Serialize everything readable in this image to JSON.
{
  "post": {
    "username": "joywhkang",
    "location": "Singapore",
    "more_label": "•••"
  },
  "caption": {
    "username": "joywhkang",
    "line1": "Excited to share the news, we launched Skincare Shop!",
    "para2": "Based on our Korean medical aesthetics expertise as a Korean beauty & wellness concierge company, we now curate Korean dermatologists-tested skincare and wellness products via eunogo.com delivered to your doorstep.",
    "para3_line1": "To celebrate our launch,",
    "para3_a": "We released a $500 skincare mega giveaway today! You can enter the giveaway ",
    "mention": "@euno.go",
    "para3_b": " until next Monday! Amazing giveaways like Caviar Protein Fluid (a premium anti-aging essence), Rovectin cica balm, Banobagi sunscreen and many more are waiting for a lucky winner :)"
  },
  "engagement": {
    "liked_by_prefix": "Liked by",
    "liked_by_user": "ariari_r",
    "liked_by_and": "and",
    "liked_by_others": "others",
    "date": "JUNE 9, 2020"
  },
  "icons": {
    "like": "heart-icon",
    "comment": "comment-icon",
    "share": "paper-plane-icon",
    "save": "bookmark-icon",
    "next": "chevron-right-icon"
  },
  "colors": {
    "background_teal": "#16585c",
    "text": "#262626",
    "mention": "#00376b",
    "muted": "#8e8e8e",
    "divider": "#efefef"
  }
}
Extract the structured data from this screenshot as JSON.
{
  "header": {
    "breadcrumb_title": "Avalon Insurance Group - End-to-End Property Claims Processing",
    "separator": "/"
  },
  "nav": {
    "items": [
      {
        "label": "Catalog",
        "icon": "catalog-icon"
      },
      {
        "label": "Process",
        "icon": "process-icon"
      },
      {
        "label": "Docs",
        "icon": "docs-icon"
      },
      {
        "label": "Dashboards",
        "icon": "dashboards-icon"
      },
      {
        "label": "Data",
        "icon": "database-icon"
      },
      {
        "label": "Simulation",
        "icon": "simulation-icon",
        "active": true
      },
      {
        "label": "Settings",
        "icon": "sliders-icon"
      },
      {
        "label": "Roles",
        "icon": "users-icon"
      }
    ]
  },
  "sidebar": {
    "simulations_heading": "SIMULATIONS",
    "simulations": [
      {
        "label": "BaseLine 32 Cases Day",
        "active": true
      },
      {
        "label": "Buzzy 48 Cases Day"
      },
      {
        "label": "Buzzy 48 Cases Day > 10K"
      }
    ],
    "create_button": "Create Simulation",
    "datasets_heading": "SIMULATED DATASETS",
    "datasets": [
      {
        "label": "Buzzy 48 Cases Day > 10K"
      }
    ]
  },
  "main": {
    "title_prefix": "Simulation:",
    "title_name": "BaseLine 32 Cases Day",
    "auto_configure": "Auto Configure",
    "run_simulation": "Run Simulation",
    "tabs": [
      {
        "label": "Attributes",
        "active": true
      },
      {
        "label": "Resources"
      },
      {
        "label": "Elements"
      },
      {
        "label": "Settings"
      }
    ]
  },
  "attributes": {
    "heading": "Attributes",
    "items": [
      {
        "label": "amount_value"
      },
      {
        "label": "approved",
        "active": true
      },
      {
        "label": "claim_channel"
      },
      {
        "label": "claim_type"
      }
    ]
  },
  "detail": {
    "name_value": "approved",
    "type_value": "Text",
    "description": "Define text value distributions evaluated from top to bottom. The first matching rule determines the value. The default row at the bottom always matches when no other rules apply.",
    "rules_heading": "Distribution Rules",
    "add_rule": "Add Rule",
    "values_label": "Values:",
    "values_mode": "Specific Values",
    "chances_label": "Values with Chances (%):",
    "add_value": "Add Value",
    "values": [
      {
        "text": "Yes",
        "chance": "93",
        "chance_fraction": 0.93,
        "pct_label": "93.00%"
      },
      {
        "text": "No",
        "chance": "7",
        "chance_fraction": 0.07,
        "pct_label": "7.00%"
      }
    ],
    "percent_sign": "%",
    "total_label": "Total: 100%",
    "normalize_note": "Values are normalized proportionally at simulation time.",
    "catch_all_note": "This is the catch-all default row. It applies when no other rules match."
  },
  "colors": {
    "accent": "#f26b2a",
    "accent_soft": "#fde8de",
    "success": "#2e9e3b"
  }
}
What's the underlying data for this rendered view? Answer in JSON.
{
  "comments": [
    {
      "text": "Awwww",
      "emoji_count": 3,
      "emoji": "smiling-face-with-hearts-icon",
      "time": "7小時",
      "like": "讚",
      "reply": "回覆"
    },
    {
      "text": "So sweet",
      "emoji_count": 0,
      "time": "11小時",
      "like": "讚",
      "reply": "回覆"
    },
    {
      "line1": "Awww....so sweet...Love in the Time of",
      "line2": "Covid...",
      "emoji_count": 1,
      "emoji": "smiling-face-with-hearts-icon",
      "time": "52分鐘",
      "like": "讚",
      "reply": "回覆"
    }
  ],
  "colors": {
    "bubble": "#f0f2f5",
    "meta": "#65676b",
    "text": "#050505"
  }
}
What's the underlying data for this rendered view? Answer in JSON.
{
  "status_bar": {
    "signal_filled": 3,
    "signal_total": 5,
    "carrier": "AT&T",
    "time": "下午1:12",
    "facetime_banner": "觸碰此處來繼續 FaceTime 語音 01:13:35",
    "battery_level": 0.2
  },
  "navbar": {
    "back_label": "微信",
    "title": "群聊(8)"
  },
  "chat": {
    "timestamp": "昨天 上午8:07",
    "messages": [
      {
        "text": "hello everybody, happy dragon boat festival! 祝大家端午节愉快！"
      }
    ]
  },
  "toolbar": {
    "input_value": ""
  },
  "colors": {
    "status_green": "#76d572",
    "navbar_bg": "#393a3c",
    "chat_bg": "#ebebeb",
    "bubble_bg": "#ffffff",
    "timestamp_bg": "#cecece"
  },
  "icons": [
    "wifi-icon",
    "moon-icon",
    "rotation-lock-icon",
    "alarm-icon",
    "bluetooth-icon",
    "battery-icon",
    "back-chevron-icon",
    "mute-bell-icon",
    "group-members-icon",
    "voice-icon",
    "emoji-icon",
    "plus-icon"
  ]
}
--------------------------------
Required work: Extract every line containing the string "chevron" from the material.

Finished exercise:
    "next": "chevron-right-icon"
    "back-chevron-icon",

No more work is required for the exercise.